◆ **WHAT TO WORK ON**: From the material beneath, pull every line with the word "title".
-------- DATA FOR ANALYSIS
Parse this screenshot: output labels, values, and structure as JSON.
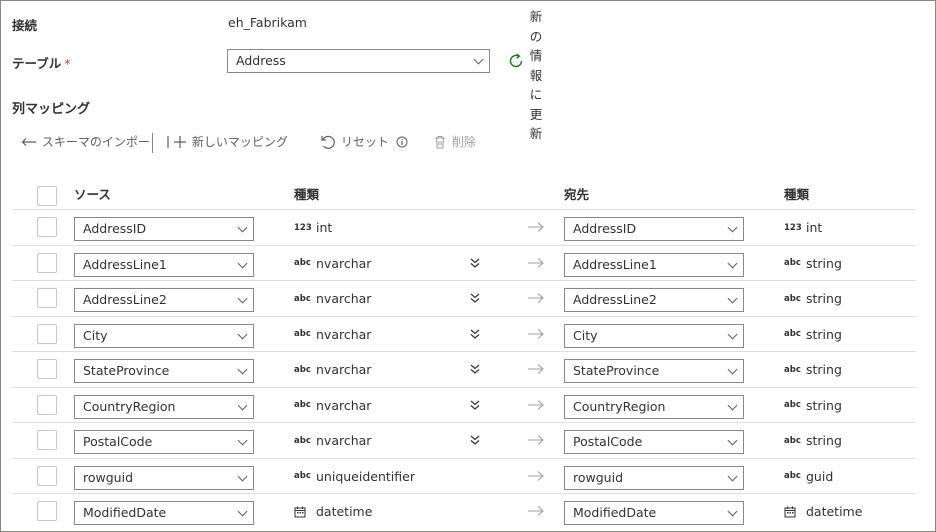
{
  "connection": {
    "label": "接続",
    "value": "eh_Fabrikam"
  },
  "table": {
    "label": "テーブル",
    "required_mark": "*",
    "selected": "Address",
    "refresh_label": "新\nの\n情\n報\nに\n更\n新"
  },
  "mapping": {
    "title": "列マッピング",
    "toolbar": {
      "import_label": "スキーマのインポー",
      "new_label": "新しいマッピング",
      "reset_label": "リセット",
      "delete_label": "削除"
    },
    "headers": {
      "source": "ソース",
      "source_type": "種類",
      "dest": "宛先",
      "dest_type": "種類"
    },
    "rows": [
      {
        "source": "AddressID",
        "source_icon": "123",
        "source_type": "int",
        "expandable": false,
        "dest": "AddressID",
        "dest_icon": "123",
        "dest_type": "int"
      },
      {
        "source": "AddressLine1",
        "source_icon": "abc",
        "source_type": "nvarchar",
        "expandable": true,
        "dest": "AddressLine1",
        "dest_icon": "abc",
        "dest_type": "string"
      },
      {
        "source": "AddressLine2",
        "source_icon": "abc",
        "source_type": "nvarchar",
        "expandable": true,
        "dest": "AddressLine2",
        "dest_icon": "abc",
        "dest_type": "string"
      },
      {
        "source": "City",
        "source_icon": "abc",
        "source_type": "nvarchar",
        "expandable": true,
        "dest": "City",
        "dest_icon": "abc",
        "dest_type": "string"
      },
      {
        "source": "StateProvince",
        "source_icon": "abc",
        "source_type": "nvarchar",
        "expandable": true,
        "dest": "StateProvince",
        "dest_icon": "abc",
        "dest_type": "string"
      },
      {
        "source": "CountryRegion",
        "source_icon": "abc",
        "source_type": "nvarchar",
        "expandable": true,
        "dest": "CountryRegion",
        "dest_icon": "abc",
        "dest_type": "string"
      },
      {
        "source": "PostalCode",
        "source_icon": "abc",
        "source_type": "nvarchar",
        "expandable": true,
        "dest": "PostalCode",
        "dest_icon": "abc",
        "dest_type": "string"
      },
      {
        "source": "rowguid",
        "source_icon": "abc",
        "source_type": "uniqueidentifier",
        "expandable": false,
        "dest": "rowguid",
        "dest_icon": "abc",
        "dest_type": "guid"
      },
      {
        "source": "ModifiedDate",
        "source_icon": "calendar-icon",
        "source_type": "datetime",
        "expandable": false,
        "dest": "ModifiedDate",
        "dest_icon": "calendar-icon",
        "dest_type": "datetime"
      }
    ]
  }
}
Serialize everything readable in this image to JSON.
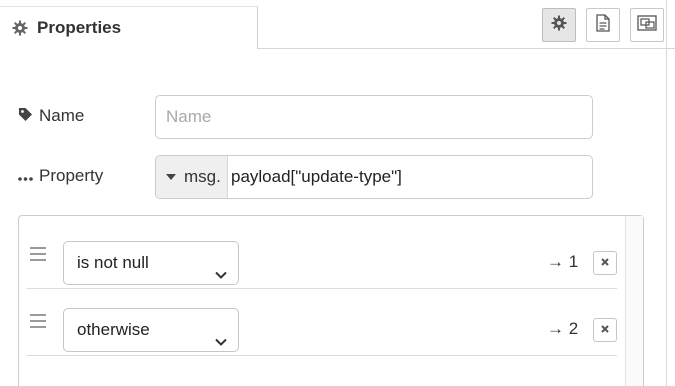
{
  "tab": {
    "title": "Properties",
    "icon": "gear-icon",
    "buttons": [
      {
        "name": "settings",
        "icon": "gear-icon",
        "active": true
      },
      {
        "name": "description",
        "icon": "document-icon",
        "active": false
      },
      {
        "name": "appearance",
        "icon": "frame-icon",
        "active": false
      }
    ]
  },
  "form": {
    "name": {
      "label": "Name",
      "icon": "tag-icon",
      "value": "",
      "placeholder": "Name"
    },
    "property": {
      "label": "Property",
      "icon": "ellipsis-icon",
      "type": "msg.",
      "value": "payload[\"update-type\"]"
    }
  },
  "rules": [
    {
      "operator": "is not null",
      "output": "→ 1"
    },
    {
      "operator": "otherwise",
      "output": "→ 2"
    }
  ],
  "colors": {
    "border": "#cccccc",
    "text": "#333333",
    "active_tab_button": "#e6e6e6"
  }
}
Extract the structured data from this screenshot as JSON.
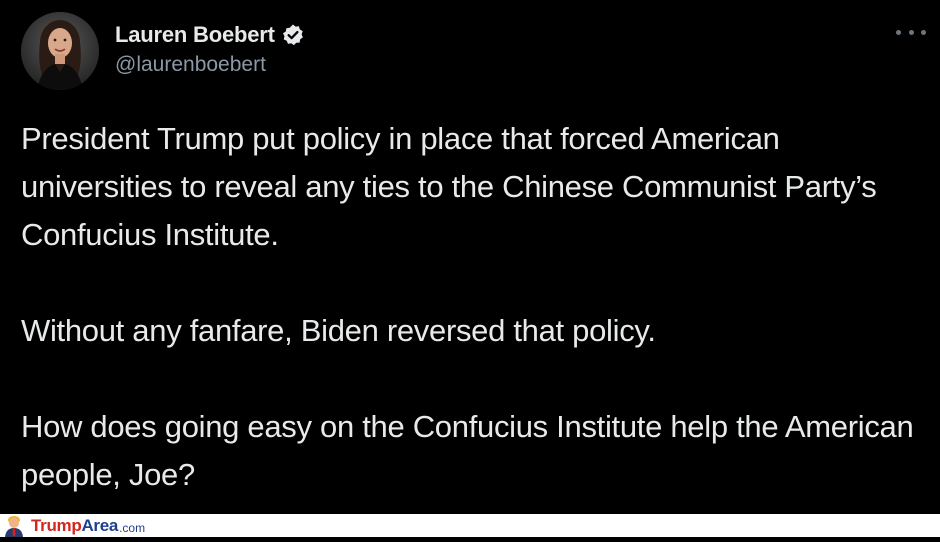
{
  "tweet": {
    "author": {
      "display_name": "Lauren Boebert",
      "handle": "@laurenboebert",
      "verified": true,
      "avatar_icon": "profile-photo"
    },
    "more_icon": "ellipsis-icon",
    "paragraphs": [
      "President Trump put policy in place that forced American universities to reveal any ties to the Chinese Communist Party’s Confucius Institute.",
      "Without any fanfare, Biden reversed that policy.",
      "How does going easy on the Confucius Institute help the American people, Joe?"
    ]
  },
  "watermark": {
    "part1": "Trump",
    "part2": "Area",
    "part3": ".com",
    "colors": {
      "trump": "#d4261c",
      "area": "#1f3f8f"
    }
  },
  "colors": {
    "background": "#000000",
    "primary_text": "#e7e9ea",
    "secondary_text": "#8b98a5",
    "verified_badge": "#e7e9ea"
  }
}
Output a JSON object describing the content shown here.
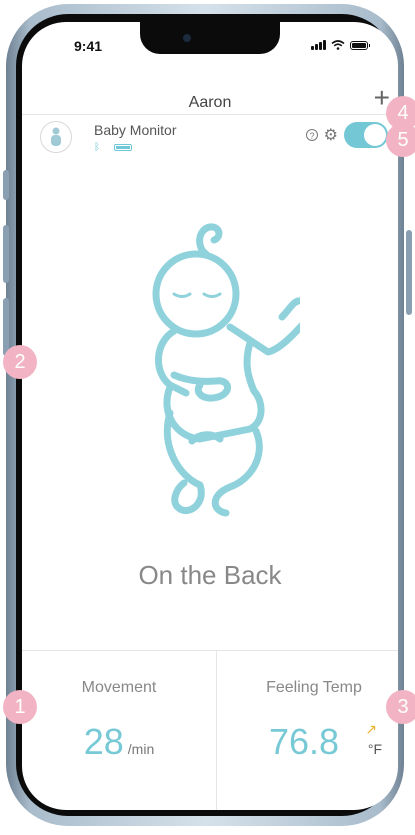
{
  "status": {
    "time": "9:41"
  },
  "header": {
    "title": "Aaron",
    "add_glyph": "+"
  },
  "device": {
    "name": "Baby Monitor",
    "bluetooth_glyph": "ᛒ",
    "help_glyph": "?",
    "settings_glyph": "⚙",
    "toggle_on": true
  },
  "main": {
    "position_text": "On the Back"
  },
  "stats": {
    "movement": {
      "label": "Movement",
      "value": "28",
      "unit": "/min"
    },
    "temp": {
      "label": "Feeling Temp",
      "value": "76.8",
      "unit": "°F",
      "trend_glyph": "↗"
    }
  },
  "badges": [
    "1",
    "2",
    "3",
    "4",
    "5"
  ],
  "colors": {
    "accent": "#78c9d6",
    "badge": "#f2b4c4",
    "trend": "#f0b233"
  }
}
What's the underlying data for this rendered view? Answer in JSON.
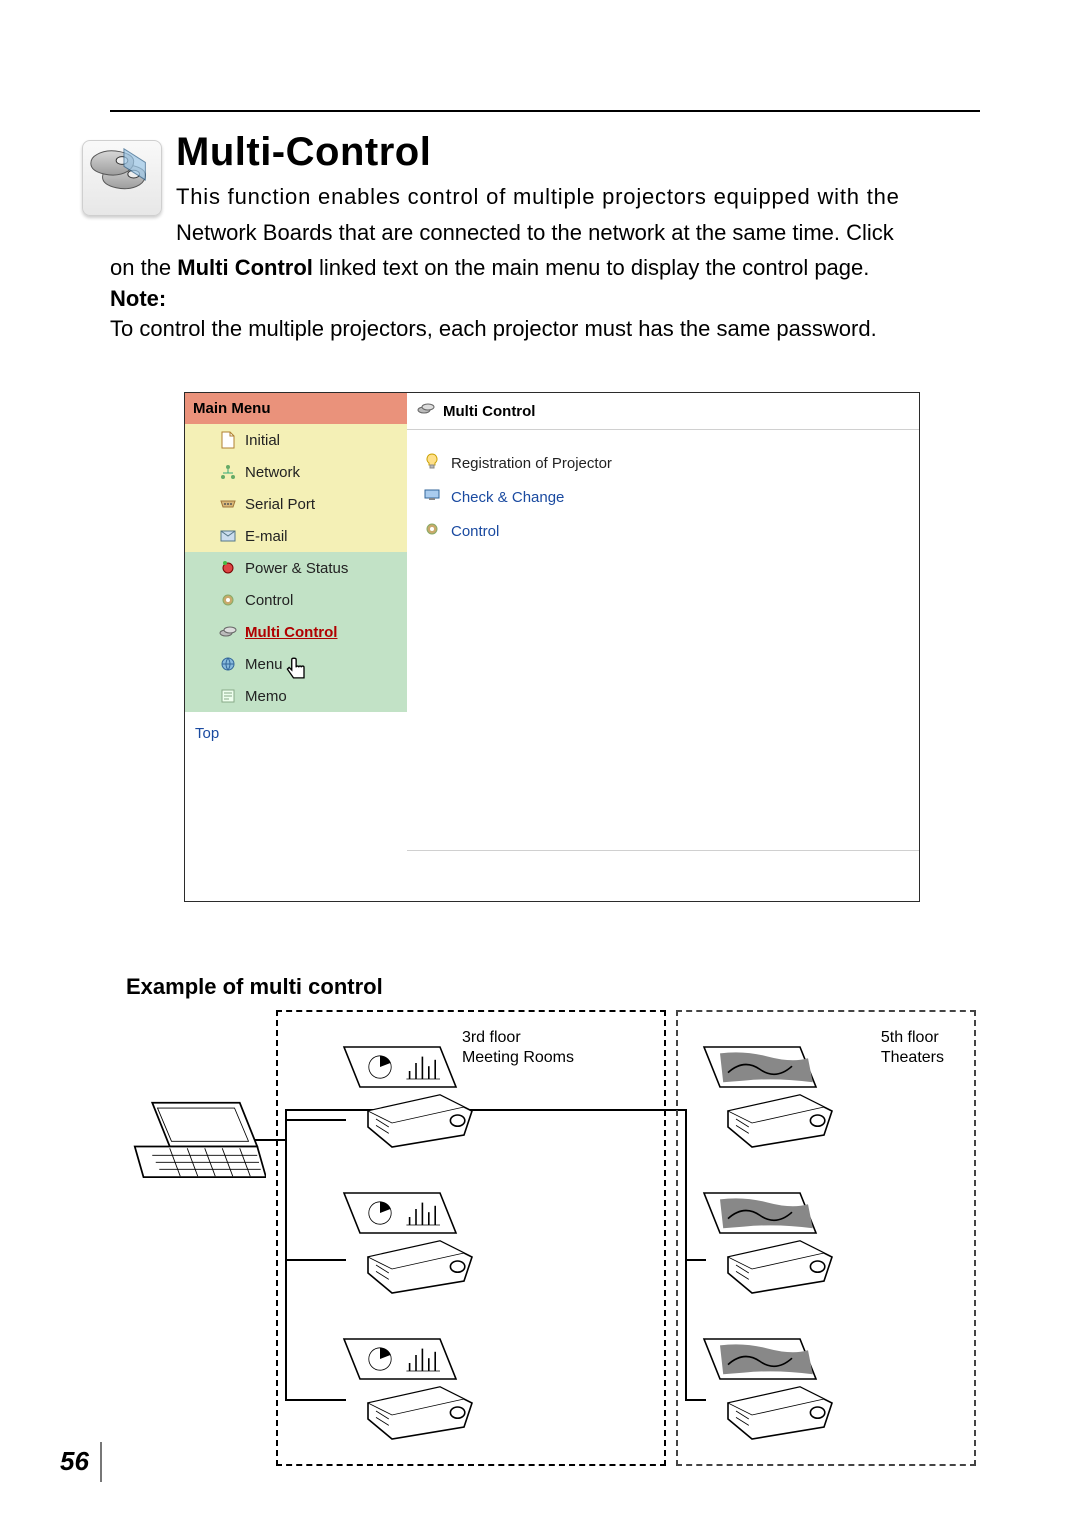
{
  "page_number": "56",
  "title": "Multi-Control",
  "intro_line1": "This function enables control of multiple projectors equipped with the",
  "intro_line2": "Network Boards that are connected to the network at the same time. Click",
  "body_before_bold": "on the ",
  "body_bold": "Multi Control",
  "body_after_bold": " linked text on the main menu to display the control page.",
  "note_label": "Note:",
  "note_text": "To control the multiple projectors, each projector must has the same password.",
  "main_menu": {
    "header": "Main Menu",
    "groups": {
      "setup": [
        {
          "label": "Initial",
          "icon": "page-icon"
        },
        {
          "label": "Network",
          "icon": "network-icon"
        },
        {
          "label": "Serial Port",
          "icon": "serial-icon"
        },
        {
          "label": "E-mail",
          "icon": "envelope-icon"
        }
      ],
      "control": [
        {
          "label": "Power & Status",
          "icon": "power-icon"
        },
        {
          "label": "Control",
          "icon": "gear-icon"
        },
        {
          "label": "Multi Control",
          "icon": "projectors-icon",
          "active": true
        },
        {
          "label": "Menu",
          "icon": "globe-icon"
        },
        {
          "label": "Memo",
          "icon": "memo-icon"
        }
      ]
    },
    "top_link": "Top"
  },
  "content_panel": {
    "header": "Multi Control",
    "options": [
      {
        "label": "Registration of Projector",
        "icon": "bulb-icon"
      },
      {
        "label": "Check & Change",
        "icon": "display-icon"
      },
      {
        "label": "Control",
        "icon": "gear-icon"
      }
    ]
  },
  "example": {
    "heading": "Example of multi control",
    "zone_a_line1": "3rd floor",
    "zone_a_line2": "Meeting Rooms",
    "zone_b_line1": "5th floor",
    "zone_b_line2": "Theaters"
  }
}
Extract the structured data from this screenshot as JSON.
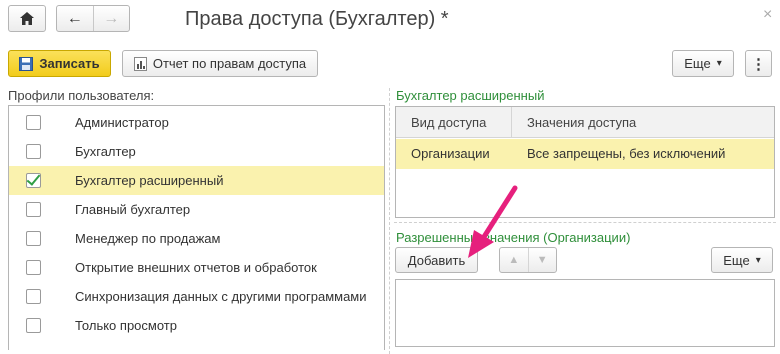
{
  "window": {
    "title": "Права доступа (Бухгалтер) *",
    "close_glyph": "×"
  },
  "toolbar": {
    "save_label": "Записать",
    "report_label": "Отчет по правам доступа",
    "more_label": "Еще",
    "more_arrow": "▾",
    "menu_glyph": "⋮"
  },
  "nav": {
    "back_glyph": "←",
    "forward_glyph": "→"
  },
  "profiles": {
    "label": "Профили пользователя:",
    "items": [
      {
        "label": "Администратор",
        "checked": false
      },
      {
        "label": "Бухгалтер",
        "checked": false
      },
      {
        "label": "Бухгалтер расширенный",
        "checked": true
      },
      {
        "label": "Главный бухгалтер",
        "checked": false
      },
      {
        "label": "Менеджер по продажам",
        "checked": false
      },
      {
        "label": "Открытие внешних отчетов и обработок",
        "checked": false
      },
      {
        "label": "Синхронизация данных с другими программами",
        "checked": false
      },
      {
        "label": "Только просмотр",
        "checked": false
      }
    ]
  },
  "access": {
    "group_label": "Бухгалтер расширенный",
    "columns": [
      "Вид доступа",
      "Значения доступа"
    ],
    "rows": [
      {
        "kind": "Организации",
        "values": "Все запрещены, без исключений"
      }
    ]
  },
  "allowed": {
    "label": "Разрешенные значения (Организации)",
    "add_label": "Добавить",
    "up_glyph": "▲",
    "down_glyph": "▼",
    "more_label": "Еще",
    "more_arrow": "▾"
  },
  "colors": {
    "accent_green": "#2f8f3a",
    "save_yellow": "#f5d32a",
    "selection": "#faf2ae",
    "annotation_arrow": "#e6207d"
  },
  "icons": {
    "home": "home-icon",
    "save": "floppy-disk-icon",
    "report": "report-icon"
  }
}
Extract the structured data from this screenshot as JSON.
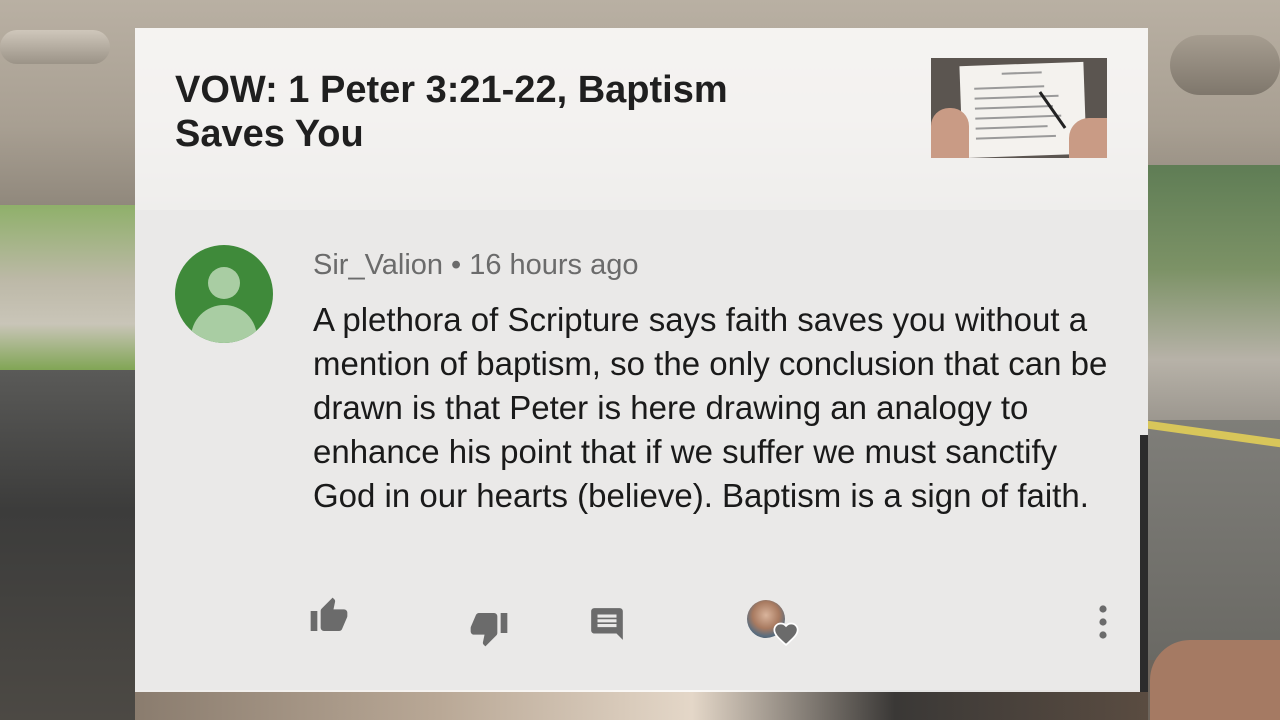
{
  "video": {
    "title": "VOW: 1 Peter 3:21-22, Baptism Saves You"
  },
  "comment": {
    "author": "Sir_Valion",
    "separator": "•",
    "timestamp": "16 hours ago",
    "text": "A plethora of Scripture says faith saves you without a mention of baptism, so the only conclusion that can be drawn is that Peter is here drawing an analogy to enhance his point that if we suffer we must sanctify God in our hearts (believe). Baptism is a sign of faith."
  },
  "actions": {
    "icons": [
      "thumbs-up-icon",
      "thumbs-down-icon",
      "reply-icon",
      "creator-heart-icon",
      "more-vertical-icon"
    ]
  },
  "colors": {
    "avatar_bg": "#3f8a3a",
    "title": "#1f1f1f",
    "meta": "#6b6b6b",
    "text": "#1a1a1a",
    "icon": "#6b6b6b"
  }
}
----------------
◆ **RESULT OF THE TASK**:
    "title": "列マッピング",
    "title": "Properties",
    "title": "Aaron",
  "title": "Multi-Control",
    "title": "Права доступа (Бухгалтер) *",
    "title": "VOW: 1 Peter 3:21-22, Baptism Saves You"
    "title": "#1f1f1f",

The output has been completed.